Your instructions: Copy all records precisely, apart from the pictures.

Start of The input

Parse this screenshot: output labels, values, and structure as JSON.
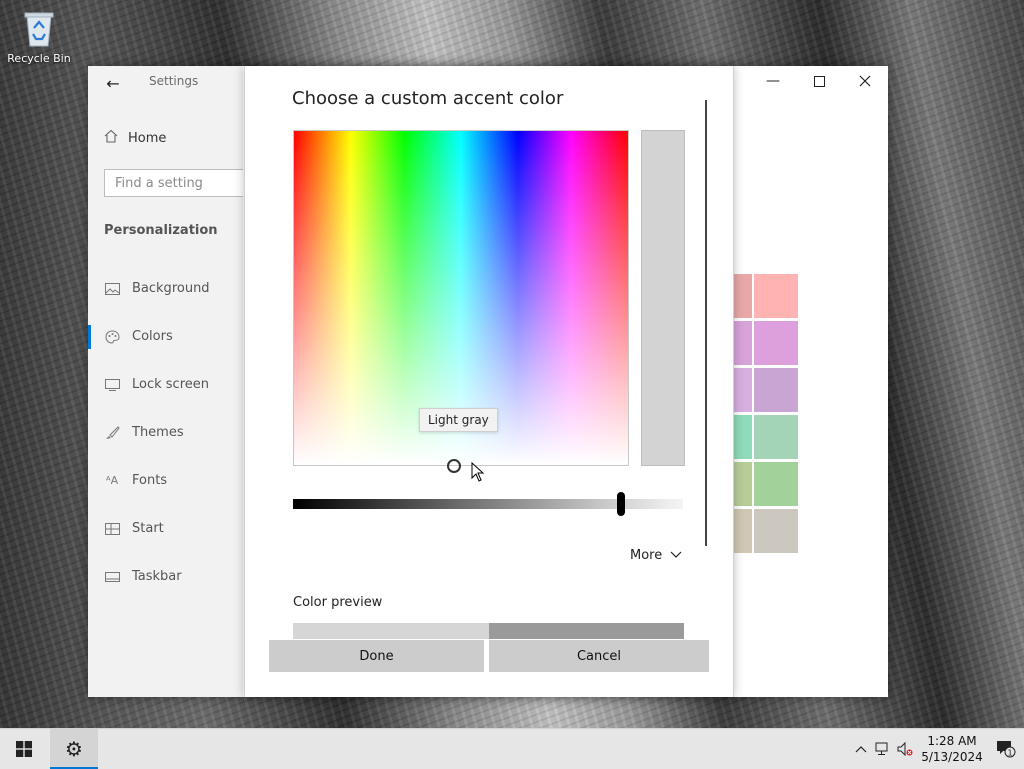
{
  "desktop": {
    "recycle_bin_label": "Recycle Bin"
  },
  "settings": {
    "app_title": "Settings",
    "home_label": "Home",
    "search_placeholder": "Find a setting",
    "section_header": "Personalization",
    "nav_items": [
      {
        "label": "Background",
        "icon": "picture-icon",
        "active": false
      },
      {
        "label": "Colors",
        "icon": "palette-icon",
        "active": true
      },
      {
        "label": "Lock screen",
        "icon": "lock-screen-icon",
        "active": false
      },
      {
        "label": "Themes",
        "icon": "brush-icon",
        "active": false
      },
      {
        "label": "Fonts",
        "icon": "font-icon",
        "active": false
      },
      {
        "label": "Start",
        "icon": "start-grid-icon",
        "active": false
      },
      {
        "label": "Taskbar",
        "icon": "taskbar-icon",
        "active": false
      }
    ],
    "swatch_colors": [
      "#e8a8a8",
      "#ffb3b3",
      "#d9a3d9",
      "#dda0dd",
      "#d8b0e0",
      "#c9a5d4",
      "#8fdcb8",
      "#a3d4b8",
      "#b8cc98",
      "#a3d19a",
      "#cfc8b3",
      "#ccc8c0"
    ]
  },
  "dialog": {
    "title": "Choose a custom accent color",
    "tooltip": "Light gray",
    "selected_color": "#d3d3d3",
    "more_label": "More",
    "preview_label": "Color preview",
    "done_label": "Done",
    "cancel_label": "Cancel"
  },
  "taskbar": {
    "time": "1:28 AM",
    "date": "5/13/2024",
    "notification_count": "1"
  }
}
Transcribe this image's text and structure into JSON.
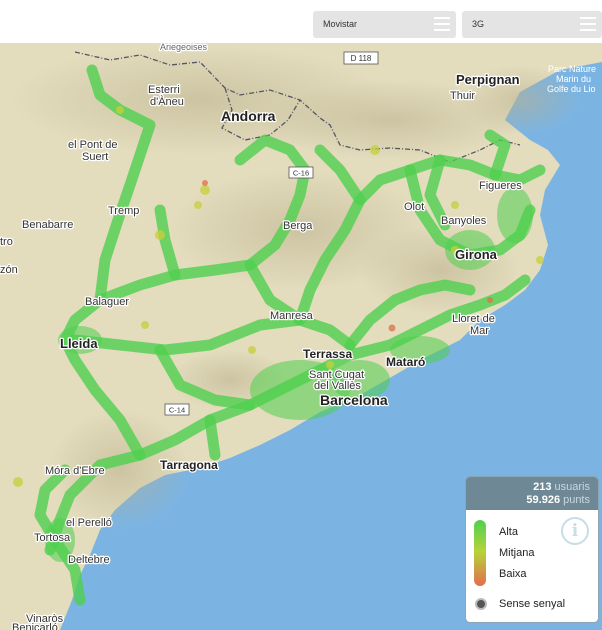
{
  "toolbar": {
    "operator": "Movistar",
    "network": "3G",
    "operator_menu_icon": "hamburger-icon",
    "network_menu_icon": "hamburger-icon"
  },
  "map": {
    "places": {
      "ariegeoises": "Ariegeoises",
      "esterri": "Esterri",
      "daneu": "d'Àneu",
      "andorra": "Andorra",
      "perpignan": "Perpignan",
      "thuir": "Thuir",
      "parc1": "Parc Nature",
      "parc2": "Marin du",
      "parc3": "Golfe du Lio",
      "pont1": "el Pont de",
      "pont2": "Suert",
      "figueres": "Figueres",
      "tremp": "Tremp",
      "benabarre": "Benabarre",
      "tro": "tro",
      "berga": "Berga",
      "olot": "Olot",
      "banyoles": "Banyoles",
      "girona": "Girona",
      "zon": "zón",
      "balaguer": "Balaguer",
      "manresa": "Manresa",
      "lloret1": "Lloret de",
      "lloret2": "Mar",
      "lleida": "Lleida",
      "terrassa": "Terrassa",
      "mataro": "Mataró",
      "santcugat1": "Sant Cugat",
      "santcugat2": "del Vallès",
      "barcelona": "Barcelona",
      "mora": "Móra d'Ebre",
      "tarragona": "Tarragona",
      "perello": "el Perelló",
      "tortosa": "Tortosa",
      "deltebre": "Deltebre",
      "vinaros": "Vinaròs",
      "benicarlo": "Benicarló"
    },
    "roads": {
      "d118": "D 118",
      "c16": "C-16",
      "c14": "C-14"
    },
    "colors": {
      "sea": "#7bb4e3",
      "land": "#e3dcbd",
      "coverage_high": "#4fd04f",
      "coverage_medium": "#c8cf3a",
      "coverage_low": "#e26d4c",
      "border": "#555566"
    }
  },
  "legend": {
    "users_count": "213",
    "users_label": "usuaris",
    "points_count": "59.926",
    "points_label": "punts",
    "high": "Alta",
    "medium": "Mitjana",
    "low": "Baixa",
    "no_signal": "Sense senyal",
    "info_glyph": "i"
  }
}
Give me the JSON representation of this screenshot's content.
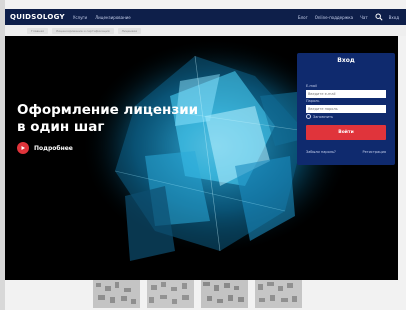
{
  "navbar": {
    "logo": "QUIDSOLOGY",
    "links": [
      "Услуги",
      "Лицензирование"
    ],
    "right": [
      "Блог",
      "Online-поддержка",
      "Чат",
      "Вход"
    ]
  },
  "breadcrumbs": [
    "Главная",
    "Лицензирование и сертификация",
    "Лицензии"
  ],
  "hero": {
    "title": "Оформление лицензии в один шаг",
    "cta_label": "Подробнее"
  },
  "login": {
    "title": "Вход",
    "email_label": "E-mail",
    "email_placeholder": "Введите e-mail",
    "password_label": "Пароль",
    "password_placeholder": "Введите пароль",
    "remember_label": "Запомнить",
    "submit_label": "Войти",
    "forgot_label": "Забыли пароль?",
    "register_label": "Регистрация"
  },
  "icons": {
    "search": "search-icon",
    "cta": "play-icon",
    "thumbnail": "pattern-icon"
  },
  "colors": {
    "navbar": "#0e1f4a",
    "panel": "#0f2a6e",
    "accent": "#e0343b",
    "crystal": "#3fd0ff"
  }
}
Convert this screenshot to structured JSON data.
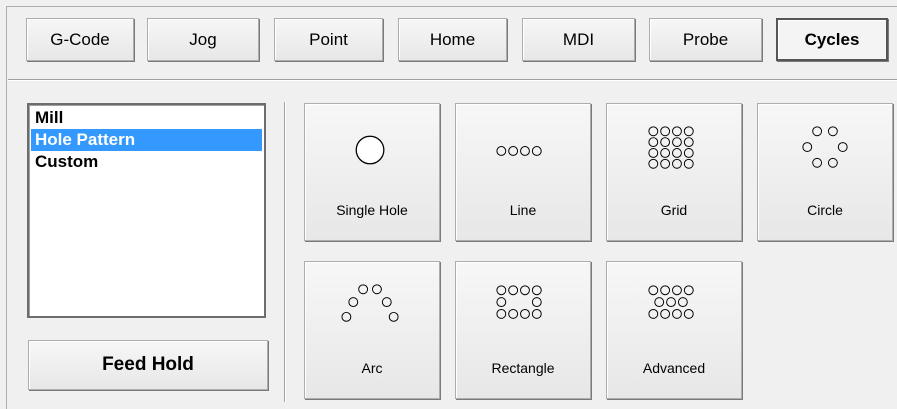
{
  "tabs": [
    {
      "label": "G-Code",
      "active": false
    },
    {
      "label": "Jog",
      "active": false
    },
    {
      "label": "Point",
      "active": false
    },
    {
      "label": "Home",
      "active": false
    },
    {
      "label": "MDI",
      "active": false
    },
    {
      "label": "Probe",
      "active": false
    },
    {
      "label": "Cycles",
      "active": true
    }
  ],
  "list": {
    "items": [
      {
        "label": "Mill",
        "selected": false
      },
      {
        "label": "Hole Pattern",
        "selected": true
      },
      {
        "label": "Custom",
        "selected": false
      }
    ]
  },
  "feed_hold": {
    "label": "Feed Hold"
  },
  "cycles": [
    {
      "label": "Single Hole",
      "icon": "single-hole-icon"
    },
    {
      "label": "Line",
      "icon": "line-pattern-icon"
    },
    {
      "label": "Grid",
      "icon": "grid-pattern-icon"
    },
    {
      "label": "Circle",
      "icon": "circle-pattern-icon"
    },
    {
      "label": "Arc",
      "icon": "arc-pattern-icon"
    },
    {
      "label": "Rectangle",
      "icon": "rectangle-pattern-icon"
    },
    {
      "label": "Advanced",
      "icon": "advanced-pattern-icon"
    }
  ],
  "colors": {
    "selection": "#3399ff",
    "background": "#f0f0f0"
  }
}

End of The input

Your response:
Parse this screenshot: output labels, values, and structure as JSON.
{
  "desktop": {
    "recycle_bin_label": "Recycle Bin"
  },
  "settings": {
    "app_title": "Settings",
    "home_label": "Home",
    "search_placeholder": "Find a setting",
    "section_header": "Personalization",
    "nav_items": [
      {
        "label": "Background",
        "icon": "picture-icon",
        "active": false
      },
      {
        "label": "Colors",
        "icon": "palette-icon",
        "active": true
      },
      {
        "label": "Lock screen",
        "icon": "lock-screen-icon",
        "active": false
      },
      {
        "label": "Themes",
        "icon": "brush-icon",
        "active": false
      },
      {
        "label": "Fonts",
        "icon": "font-icon",
        "active": false
      },
      {
        "label": "Start",
        "icon": "start-grid-icon",
        "active": false
      },
      {
        "label": "Taskbar",
        "icon": "taskbar-icon",
        "active": false
      }
    ],
    "swatch_colors": [
      "#e8a8a8",
      "#ffb3b3",
      "#d9a3d9",
      "#dda0dd",
      "#d8b0e0",
      "#c9a5d4",
      "#8fdcb8",
      "#a3d4b8",
      "#b8cc98",
      "#a3d19a",
      "#cfc8b3",
      "#ccc8c0"
    ]
  },
  "dialog": {
    "title": "Choose a custom accent color",
    "tooltip": "Light gray",
    "selected_color": "#d3d3d3",
    "more_label": "More",
    "preview_label": "Color preview",
    "done_label": "Done",
    "cancel_label": "Cancel"
  },
  "taskbar": {
    "time": "1:28 AM",
    "date": "5/13/2024",
    "notification_count": "1"
  }
}
Transcribe this image's text and structure into JSON.
{
  "toolbar": {
    "operator": "Movistar",
    "network": "3G",
    "operator_menu_icon": "hamburger-icon",
    "network_menu_icon": "hamburger-icon"
  },
  "map": {
    "places": {
      "ariegeoises": "Ariegeoises",
      "esterri": "Esterri",
      "daneu": "d'Àneu",
      "andorra": "Andorra",
      "perpignan": "Perpignan",
      "thuir": "Thuir",
      "parc1": "Parc Nature",
      "parc2": "Marin du",
      "parc3": "Golfe du Lio",
      "pont1": "el Pont de",
      "pont2": "Suert",
      "figueres": "Figueres",
      "tremp": "Tremp",
      "benabarre": "Benabarre",
      "tro": "tro",
      "berga": "Berga",
      "olot": "Olot",
      "banyoles": "Banyoles",
      "girona": "Girona",
      "zon": "zón",
      "balaguer": "Balaguer",
      "manresa": "Manresa",
      "lloret1": "Lloret de",
      "lloret2": "Mar",
      "lleida": "Lleida",
      "terrassa": "Terrassa",
      "mataro": "Mataró",
      "santcugat1": "Sant Cugat",
      "santcugat2": "del Vallès",
      "barcelona": "Barcelona",
      "mora": "Móra d'Ebre",
      "tarragona": "Tarragona",
      "perello": "el Perelló",
      "tortosa": "Tortosa",
      "deltebre": "Deltebre",
      "vinaros": "Vinaròs",
      "benicarlo": "Benicarló"
    },
    "roads": {
      "d118": "D 118",
      "c16": "C-16",
      "c14": "C-14"
    },
    "colors": {
      "sea": "#7bb4e3",
      "land": "#e3dcbd",
      "coverage_high": "#4fd04f",
      "coverage_medium": "#c8cf3a",
      "coverage_low": "#e26d4c",
      "border": "#555566"
    }
  },
  "legend": {
    "users_count": "213",
    "users_label": "usuaris",
    "points_count": "59.926",
    "points_label": "punts",
    "high": "Alta",
    "medium": "Mitjana",
    "low": "Baixa",
    "no_signal": "Sense senyal",
    "info_glyph": "i"
  }
}
Give me the JSON representation of this screenshot's content.
{
  "navbar": {
    "logo": "QUIDSOLOGY",
    "links": [
      "Услуги",
      "Лицензирование"
    ],
    "right": [
      "Блог",
      "Online-поддержка",
      "Чат",
      "Вход"
    ]
  },
  "breadcrumbs": [
    "Главная",
    "Лицензирование и сертификация",
    "Лицензии"
  ],
  "hero": {
    "title": "Оформление лицензии в один шаг",
    "cta_label": "Подробнее"
  },
  "login": {
    "title": "Вход",
    "email_label": "E-mail",
    "email_placeholder": "Введите e-mail",
    "password_label": "Пароль",
    "password_placeholder": "Введите пароль",
    "remember_label": "Запомнить",
    "submit_label": "Войти",
    "forgot_label": "Забыли пароль?",
    "register_label": "Регистрация"
  },
  "icons": {
    "search": "search-icon",
    "cta": "play-icon",
    "thumbnail": "pattern-icon"
  },
  "colors": {
    "navbar": "#0e1f4a",
    "panel": "#0f2a6e",
    "accent": "#e0343b",
    "crystal": "#3fd0ff"
  }
}
Convert this screenshot to structured JSON data.
{
  "tabs": [
    {
      "label": "G-Code",
      "active": false
    },
    {
      "label": "Jog",
      "active": false
    },
    {
      "label": "Point",
      "active": false
    },
    {
      "label": "Home",
      "active": false
    },
    {
      "label": "MDI",
      "active": false
    },
    {
      "label": "Probe",
      "active": false
    },
    {
      "label": "Cycles",
      "active": true
    }
  ],
  "list": {
    "items": [
      {
        "label": "Mill",
        "selected": false
      },
      {
        "label": "Hole Pattern",
        "selected": true
      },
      {
        "label": "Custom",
        "selected": false
      }
    ]
  },
  "feed_hold": {
    "label": "Feed Hold"
  },
  "cycles": [
    {
      "label": "Single Hole",
      "icon": "single-hole-icon"
    },
    {
      "label": "Line",
      "icon": "line-pattern-icon"
    },
    {
      "label": "Grid",
      "icon": "grid-pattern-icon"
    },
    {
      "label": "Circle",
      "icon": "circle-pattern-icon"
    },
    {
      "label": "Arc",
      "icon": "arc-pattern-icon"
    },
    {
      "label": "Rectangle",
      "icon": "rectangle-pattern-icon"
    },
    {
      "label": "Advanced",
      "icon": "advanced-pattern-icon"
    }
  ],
  "colors": {
    "selection": "#3399ff",
    "background": "#f0f0f0"
  }
}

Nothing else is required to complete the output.